- Install uBlock Origin (time: under 1 min: Firefox | Chrome ~4 million + 8 million users respectively) to stop being tracked by around 1m companies around the world. Including FB. Enjoy seeing no more ads based on your search and browsing patterns (“retargeting”), cutting the data stream off at the source. No FB shadow profiles. No private life abuse.
- Leave FB, install uBlock (or similar open source projects — be wary of ad companies setting up adblockers, completely tricking you) and start the road to rebuilding your social life on your own terms.
There are other ways that FB can abuse your trust, but they also tend to make people’s eyes glaze over. You can read the more detailed pages here to find out more if you want to really understand the threat. Bear in mind that these authors are highly prejudiced against FB and will annoy you at times by how unreasonable they seem. They also scatter-gun all issues, rather than focus on the ones that will resonate with most people.

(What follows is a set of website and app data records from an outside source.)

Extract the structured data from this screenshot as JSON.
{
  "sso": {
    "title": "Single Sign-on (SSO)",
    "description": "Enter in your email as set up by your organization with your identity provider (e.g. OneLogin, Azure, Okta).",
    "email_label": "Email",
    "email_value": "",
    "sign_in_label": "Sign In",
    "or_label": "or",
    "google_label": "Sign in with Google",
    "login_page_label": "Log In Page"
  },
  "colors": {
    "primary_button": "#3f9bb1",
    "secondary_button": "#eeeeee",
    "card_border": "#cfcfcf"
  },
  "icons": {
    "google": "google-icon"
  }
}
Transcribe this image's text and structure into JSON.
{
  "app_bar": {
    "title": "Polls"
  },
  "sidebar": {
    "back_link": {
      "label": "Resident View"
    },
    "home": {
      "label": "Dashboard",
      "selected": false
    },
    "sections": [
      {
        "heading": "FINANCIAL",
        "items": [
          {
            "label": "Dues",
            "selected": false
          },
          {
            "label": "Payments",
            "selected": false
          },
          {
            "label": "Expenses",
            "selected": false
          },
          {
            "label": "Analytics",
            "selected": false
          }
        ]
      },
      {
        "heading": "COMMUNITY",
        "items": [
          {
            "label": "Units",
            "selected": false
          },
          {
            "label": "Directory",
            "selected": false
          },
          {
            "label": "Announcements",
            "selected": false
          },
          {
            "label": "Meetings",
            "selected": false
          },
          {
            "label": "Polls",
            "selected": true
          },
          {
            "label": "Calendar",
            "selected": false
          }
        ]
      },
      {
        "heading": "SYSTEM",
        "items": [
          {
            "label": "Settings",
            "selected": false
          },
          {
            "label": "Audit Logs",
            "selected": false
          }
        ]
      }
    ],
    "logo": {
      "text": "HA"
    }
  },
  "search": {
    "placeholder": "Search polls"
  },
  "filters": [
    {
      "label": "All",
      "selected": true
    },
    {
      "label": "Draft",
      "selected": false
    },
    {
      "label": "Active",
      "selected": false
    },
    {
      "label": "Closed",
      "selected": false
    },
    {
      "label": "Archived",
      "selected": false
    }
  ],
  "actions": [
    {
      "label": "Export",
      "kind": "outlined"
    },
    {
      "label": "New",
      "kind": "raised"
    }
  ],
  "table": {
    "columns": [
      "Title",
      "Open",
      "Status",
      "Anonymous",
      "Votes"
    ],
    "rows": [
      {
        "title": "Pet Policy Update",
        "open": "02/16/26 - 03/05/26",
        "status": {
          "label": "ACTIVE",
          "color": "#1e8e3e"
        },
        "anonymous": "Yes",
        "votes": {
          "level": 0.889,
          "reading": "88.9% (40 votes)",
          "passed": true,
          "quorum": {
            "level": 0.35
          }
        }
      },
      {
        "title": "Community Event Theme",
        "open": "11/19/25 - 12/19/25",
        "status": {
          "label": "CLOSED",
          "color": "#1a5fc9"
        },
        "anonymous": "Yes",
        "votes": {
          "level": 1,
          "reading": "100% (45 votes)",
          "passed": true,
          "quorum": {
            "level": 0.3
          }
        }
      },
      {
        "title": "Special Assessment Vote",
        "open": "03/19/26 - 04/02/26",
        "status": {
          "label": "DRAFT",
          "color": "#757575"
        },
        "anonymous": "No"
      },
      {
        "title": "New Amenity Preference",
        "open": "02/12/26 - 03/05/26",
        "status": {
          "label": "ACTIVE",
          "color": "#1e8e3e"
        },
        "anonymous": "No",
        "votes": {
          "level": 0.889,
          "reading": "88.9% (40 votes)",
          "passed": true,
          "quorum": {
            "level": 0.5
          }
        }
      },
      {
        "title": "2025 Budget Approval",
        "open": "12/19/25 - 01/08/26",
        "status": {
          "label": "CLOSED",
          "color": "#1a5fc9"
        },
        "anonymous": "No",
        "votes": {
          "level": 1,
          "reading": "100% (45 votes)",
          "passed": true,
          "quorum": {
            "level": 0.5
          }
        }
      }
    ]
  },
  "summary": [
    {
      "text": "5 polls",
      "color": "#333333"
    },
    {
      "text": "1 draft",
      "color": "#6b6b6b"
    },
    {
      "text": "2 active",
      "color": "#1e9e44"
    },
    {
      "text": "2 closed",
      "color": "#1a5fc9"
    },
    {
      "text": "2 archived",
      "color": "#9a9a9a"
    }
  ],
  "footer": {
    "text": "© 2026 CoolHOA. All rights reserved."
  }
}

Still, they offer sources for their claims and can be eye-opening reading:
- Richard Stallman, the outspoken (but often objectively correct) campaigner for free (libre) software: https://stallman.org/facebook.html
- Linked to from Stallman’s page, the “other” reference post usually shared on the subject: http://www.salimvirani.com/facebook/
- Wikipedia’s FB criticism’s section, highly picked over by hundreds of editors: https://en.wikipedia.org/wiki/Facebook#Criticisms_and_controversies
It is tough to get out (and stay out) of the tangled FB web, but it’s easy to be aware of the issues and to share those with others. At least if we’re aware we can start to do something about it.
After all that, somewhat ironically, I’d like to ask you to share this across your social networks. Including Facebook. I hope it’ll do some good, somewhere, for someone.
Thanks for reading.
UPDATE: 2018 - this post was initially posted on Medium.com but I am rehoming it here for posterity. This was written in May 2017, before the true extent of the Cambridge Analytica/FB scandal was revealed. Obviously my position has only hardened since!